- _Work to be completed_: The records that follow must be printed exactly as they are.

[Items from a dataset]
--- START ---
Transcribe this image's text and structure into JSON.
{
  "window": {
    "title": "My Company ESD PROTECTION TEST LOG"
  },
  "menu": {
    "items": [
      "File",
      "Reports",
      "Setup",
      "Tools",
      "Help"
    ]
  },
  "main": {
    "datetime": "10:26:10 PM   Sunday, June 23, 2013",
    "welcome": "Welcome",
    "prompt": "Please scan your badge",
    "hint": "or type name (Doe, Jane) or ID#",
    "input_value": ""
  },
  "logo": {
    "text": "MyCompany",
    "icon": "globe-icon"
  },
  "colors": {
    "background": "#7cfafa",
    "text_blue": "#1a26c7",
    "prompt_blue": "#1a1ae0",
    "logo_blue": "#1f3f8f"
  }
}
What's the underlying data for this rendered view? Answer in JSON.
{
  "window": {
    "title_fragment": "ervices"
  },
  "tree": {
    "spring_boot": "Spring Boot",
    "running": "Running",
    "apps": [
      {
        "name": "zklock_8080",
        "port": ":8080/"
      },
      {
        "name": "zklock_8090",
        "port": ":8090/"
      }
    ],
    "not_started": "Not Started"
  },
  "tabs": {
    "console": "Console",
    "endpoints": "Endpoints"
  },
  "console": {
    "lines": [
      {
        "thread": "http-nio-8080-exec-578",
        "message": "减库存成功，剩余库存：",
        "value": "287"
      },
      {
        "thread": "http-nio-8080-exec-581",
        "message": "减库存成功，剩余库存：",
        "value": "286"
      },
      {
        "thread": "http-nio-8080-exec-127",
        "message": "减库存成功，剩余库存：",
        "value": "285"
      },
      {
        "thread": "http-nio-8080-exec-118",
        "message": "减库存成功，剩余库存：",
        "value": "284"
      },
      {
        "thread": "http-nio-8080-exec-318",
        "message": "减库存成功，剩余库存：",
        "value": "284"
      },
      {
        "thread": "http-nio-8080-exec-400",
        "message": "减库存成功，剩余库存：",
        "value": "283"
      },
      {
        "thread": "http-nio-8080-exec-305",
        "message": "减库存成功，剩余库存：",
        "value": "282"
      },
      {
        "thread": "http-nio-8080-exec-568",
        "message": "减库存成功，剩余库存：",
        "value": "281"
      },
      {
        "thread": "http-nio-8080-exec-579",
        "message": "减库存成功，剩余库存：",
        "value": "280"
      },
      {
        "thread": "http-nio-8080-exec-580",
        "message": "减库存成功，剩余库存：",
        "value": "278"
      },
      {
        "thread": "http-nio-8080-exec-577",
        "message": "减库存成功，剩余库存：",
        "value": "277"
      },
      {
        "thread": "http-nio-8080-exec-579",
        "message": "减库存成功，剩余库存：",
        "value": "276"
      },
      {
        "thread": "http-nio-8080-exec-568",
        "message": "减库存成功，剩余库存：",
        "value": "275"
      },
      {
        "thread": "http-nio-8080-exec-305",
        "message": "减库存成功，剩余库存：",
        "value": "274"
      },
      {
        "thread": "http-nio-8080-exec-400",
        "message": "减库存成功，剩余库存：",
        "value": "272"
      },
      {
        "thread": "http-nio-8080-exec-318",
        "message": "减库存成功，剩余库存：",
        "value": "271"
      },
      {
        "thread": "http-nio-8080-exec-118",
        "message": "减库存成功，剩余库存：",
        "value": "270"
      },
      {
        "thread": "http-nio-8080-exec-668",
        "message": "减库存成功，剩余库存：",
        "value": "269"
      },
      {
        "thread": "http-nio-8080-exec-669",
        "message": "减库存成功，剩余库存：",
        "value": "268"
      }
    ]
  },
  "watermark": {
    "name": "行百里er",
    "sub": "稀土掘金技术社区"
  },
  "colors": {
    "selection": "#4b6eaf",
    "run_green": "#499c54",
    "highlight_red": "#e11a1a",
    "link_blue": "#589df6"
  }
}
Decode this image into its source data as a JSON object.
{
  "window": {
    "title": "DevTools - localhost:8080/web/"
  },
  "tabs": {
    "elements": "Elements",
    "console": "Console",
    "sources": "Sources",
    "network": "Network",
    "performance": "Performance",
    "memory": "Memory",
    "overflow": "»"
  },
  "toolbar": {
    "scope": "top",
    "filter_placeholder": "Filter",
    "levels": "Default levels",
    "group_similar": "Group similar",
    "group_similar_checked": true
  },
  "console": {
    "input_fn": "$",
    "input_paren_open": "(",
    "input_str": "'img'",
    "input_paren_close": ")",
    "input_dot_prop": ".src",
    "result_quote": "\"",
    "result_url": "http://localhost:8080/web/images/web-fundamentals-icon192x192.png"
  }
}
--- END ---
- _Reply_:
Transcribe this image's text and structure into JSON.
{
  "window": {
    "title": "My Company ESD PROTECTION TEST LOG"
  },
  "menu": {
    "items": [
      "File",
      "Reports",
      "Setup",
      "Tools",
      "Help"
    ]
  },
  "main": {
    "datetime": "10:26:10 PM   Sunday, June 23, 2013",
    "welcome": "Welcome",
    "prompt": "Please scan your badge",
    "hint": "or type name (Doe, Jane) or ID#",
    "input_value": ""
  },
  "logo": {
    "text": "MyCompany",
    "icon": "globe-icon"
  },
  "colors": {
    "background": "#7cfafa",
    "text_blue": "#1a26c7",
    "prompt_blue": "#1a1ae0",
    "logo_blue": "#1f3f8f"
  }
}
What's the underlying data for this rendered view? Answer in JSON.
{
  "window": {
    "title_fragment": "ervices"
  },
  "tree": {
    "spring_boot": "Spring Boot",
    "running": "Running",
    "apps": [
      {
        "name": "zklock_8080",
        "port": ":8080/"
      },
      {
        "name": "zklock_8090",
        "port": ":8090/"
      }
    ],
    "not_started": "Not Started"
  },
  "tabs": {
    "console": "Console",
    "endpoints": "Endpoints"
  },
  "console": {
    "lines": [
      {
        "thread": "http-nio-8080-exec-578",
        "message": "减库存成功，剩余库存：",
        "value": "287"
      },
      {
        "thread": "http-nio-8080-exec-581",
        "message": "减库存成功，剩余库存：",
        "value": "286"
      },
      {
        "thread": "http-nio-8080-exec-127",
        "message": "减库存成功，剩余库存：",
        "value": "285"
      },
      {
        "thread": "http-nio-8080-exec-118",
        "message": "减库存成功，剩余库存：",
        "value": "284"
      },
      {
        "thread": "http-nio-8080-exec-318",
        "message": "减库存成功，剩余库存：",
        "value": "284"
      },
      {
        "thread": "http-nio-8080-exec-400",
        "message": "减库存成功，剩余库存：",
        "value": "283"
      },
      {
        "thread": "http-nio-8080-exec-305",
        "message": "减库存成功，剩余库存：",
        "value": "282"
      },
      {
        "thread": "http-nio-8080-exec-568",
        "message": "减库存成功，剩余库存：",
        "value": "281"
      },
      {
        "thread": "http-nio-8080-exec-579",
        "message": "减库存成功，剩余库存：",
        "value": "280"
      },
      {
        "thread": "http-nio-8080-exec-580",
        "message": "减库存成功，剩余库存：",
        "value": "278"
      },
      {
        "thread": "http-nio-8080-exec-577",
        "message": "减库存成功，剩余库存：",
        "value": "277"
      },
      {
        "thread": "http-nio-8080-exec-579",
        "message": "减库存成功，剩余库存：",
        "value": "276"
      },
      {
        "thread": "http-nio-8080-exec-568",
        "message": "减库存成功，剩余库存：",
        "value": "275"
      },
      {
        "thread": "http-nio-8080-exec-305",
        "message": "减库存成功，剩余库存：",
        "value": "274"
      },
      {
        "thread": "http-nio-8080-exec-400",
        "message": "减库存成功，剩余库存：",
        "value": "272"
      },
      {
        "thread": "http-nio-8080-exec-318",
        "message": "减库存成功，剩余库存：",
        "value": "271"
      },
      {
        "thread": "http-nio-8080-exec-118",
        "message": "减库存成功，剩余库存：",
        "value": "270"
      },
      {
        "thread": "http-nio-8080-exec-668",
        "message": "减库存成功，剩余库存：",
        "value": "269"
      },
      {
        "thread": "http-nio-8080-exec-669",
        "message": "减库存成功，剩余库存：",
        "value": "268"
      }
    ]
  },
  "watermark": {
    "name": "行百里er",
    "sub": "稀土掘金技术社区"
  },
  "colors": {
    "selection": "#4b6eaf",
    "run_green": "#499c54",
    "highlight_red": "#e11a1a",
    "link_blue": "#589df6"
  }
}
Decode this image into its source data as a JSON object.
{
  "window": {
    "title": "DevTools - localhost:8080/web/"
  },
  "tabs": {
    "elements": "Elements",
    "console": "Console",
    "sources": "Sources",
    "network": "Network",
    "performance": "Performance",
    "memory": "Memory",
    "overflow": "»"
  },
  "toolbar": {
    "scope": "top",
    "filter_placeholder": "Filter",
    "levels": "Default levels",
    "group_similar": "Group similar",
    "group_similar_checked": true
  },
  "console": {
    "input_fn": "$",
    "input_paren_open": "(",
    "input_str": "'img'",
    "input_paren_close": ")",
    "input_dot_prop": ".src",
    "result_quote": "\"",
    "result_url": "http://localhost:8080/web/images/web-fundamentals-icon192x192.png"
  }
}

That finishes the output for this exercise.